─── RECORDS SUPPLIED

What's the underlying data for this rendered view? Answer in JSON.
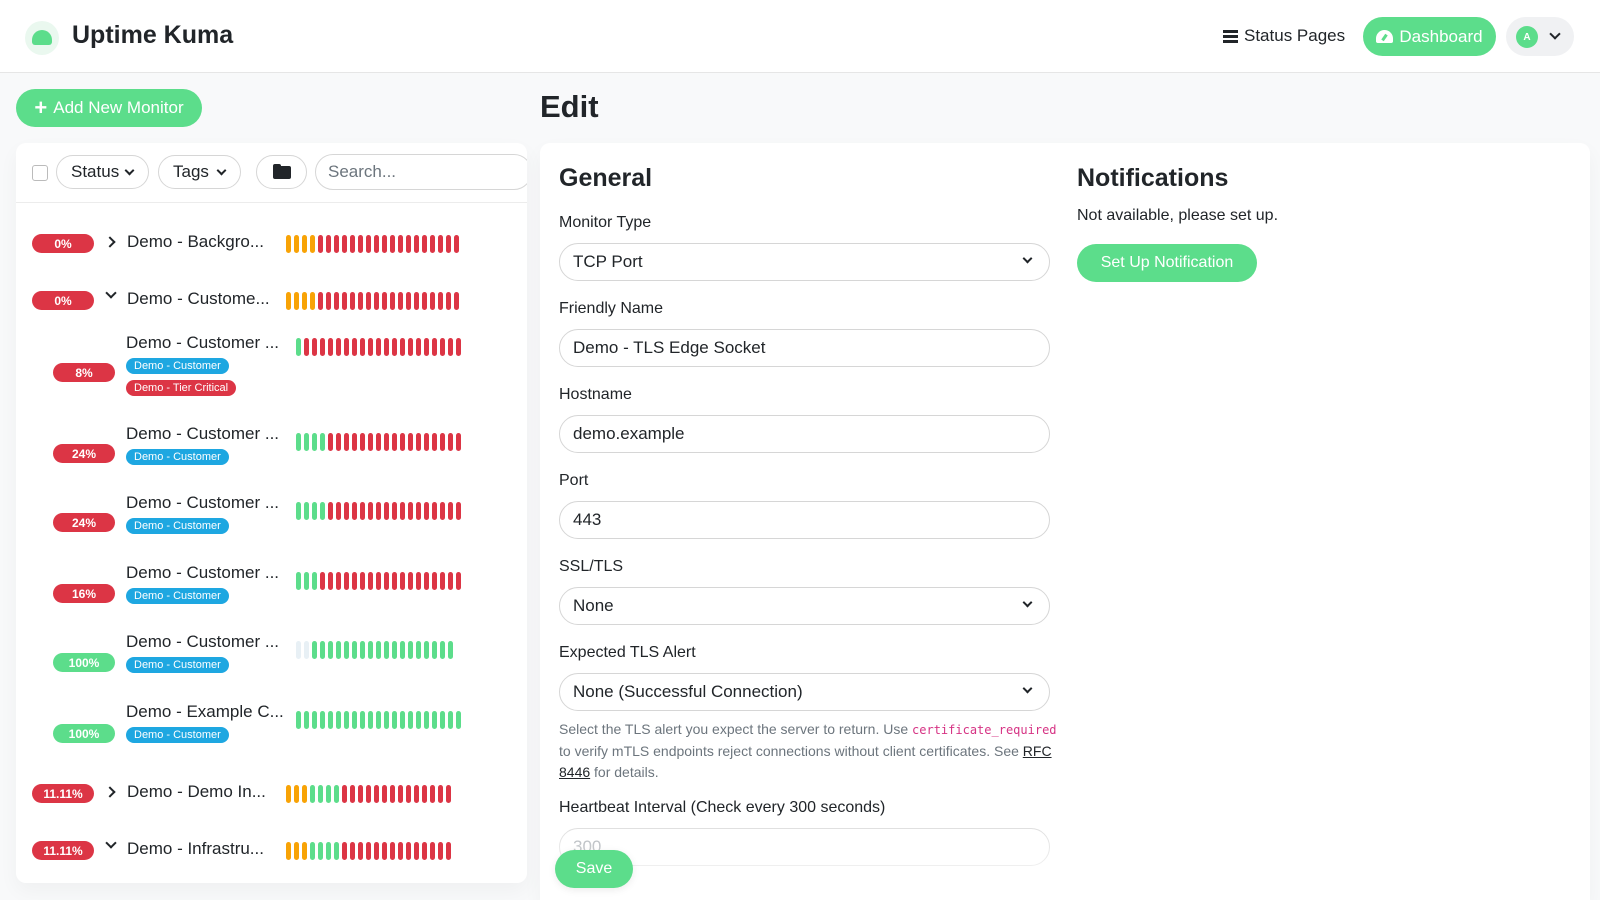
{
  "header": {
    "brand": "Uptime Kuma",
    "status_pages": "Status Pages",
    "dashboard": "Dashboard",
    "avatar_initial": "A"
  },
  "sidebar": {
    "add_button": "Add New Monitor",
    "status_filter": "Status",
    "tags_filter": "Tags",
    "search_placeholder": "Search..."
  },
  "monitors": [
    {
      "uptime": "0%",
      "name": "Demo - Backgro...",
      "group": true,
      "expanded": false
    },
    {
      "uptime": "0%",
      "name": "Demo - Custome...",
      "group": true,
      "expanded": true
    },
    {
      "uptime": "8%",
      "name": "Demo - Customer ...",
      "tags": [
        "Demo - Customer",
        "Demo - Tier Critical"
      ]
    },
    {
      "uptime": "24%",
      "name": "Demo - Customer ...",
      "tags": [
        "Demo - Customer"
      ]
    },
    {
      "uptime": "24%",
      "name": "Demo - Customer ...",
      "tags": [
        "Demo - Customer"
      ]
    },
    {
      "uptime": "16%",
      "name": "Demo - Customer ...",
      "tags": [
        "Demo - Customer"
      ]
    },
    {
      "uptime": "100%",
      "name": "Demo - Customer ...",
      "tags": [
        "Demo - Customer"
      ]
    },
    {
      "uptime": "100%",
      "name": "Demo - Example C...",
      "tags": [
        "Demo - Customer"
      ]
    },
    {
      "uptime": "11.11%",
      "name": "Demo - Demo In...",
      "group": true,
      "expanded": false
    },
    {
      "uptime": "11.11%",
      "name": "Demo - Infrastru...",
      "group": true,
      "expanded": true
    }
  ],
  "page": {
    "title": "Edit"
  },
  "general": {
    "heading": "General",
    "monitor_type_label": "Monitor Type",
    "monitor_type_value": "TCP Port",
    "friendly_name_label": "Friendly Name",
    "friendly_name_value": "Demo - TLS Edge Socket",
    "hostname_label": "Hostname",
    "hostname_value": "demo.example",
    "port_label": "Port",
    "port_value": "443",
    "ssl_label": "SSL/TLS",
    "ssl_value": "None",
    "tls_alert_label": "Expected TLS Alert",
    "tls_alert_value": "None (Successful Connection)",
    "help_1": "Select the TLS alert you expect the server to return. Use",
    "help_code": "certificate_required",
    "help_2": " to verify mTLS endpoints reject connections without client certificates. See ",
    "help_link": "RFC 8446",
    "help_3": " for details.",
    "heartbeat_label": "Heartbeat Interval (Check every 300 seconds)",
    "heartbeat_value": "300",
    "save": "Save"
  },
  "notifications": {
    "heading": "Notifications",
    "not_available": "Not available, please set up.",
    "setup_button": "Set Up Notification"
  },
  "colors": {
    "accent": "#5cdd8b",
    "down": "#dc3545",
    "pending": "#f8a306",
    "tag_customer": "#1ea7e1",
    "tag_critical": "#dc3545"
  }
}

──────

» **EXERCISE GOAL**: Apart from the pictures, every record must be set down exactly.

» **ANSWER SECTION**:
What's the underlying data for this rendered view? Answer in JSON.
{
  "header": {
    "brand": "Uptime Kuma",
    "status_pages": "Status Pages",
    "dashboard": "Dashboard",
    "avatar_initial": "A"
  },
  "sidebar": {
    "add_button": "Add New Monitor",
    "status_filter": "Status",
    "tags_filter": "Tags",
    "search_placeholder": "Search..."
  },
  "monitors": [
    {
      "uptime": "0%",
      "name": "Demo - Backgro...",
      "group": true,
      "expanded": false
    },
    {
      "uptime": "0%",
      "name": "Demo - Custome...",
      "group": true,
      "expanded": true
    },
    {
      "uptime": "8%",
      "name": "Demo - Customer ...",
      "tags": [
        "Demo - Customer",
        "Demo - Tier Critical"
      ]
    },
    {
      "uptime": "24%",
      "name": "Demo - Customer ...",
      "tags": [
        "Demo - Customer"
      ]
    },
    {
      "uptime": "24%",
      "name": "Demo - Customer ...",
      "tags": [
        "Demo - Customer"
      ]
    },
    {
      "uptime": "16%",
      "name": "Demo - Customer ...",
      "tags": [
        "Demo - Customer"
      ]
    },
    {
      "uptime": "100%",
      "name": "Demo - Customer ...",
      "tags": [
        "Demo - Customer"
      ]
    },
    {
      "uptime": "100%",
      "name": "Demo - Example C...",
      "tags": [
        "Demo - Customer"
      ]
    },
    {
      "uptime": "11.11%",
      "name": "Demo - Demo In...",
      "group": true,
      "expanded": false
    },
    {
      "uptime": "11.11%",
      "name": "Demo - Infrastru...",
      "group": true,
      "expanded": true
    }
  ],
  "page": {
    "title": "Edit"
  },
  "general": {
    "heading": "General",
    "monitor_type_label": "Monitor Type",
    "monitor_type_value": "TCP Port",
    "friendly_name_label": "Friendly Name",
    "friendly_name_value": "Demo - TLS Edge Socket",
    "hostname_label": "Hostname",
    "hostname_value": "demo.example",
    "port_label": "Port",
    "port_value": "443",
    "ssl_label": "SSL/TLS",
    "ssl_value": "None",
    "tls_alert_label": "Expected TLS Alert",
    "tls_alert_value": "None (Successful Connection)",
    "help_1": "Select the TLS alert you expect the server to return. Use",
    "help_code": "certificate_required",
    "help_2": " to verify mTLS endpoints reject connections without client certificates. See ",
    "help_link": "RFC 8446",
    "help_3": " for details.",
    "heartbeat_label": "Heartbeat Interval (Check every 300 seconds)",
    "heartbeat_value": "300",
    "save": "Save"
  },
  "notifications": {
    "heading": "Notifications",
    "not_available": "Not available, please set up.",
    "setup_button": "Set Up Notification"
  },
  "colors": {
    "accent": "#5cdd8b",
    "down": "#dc3545",
    "pending": "#f8a306",
    "tag_customer": "#1ea7e1",
    "tag_critical": "#dc3545"
  }
}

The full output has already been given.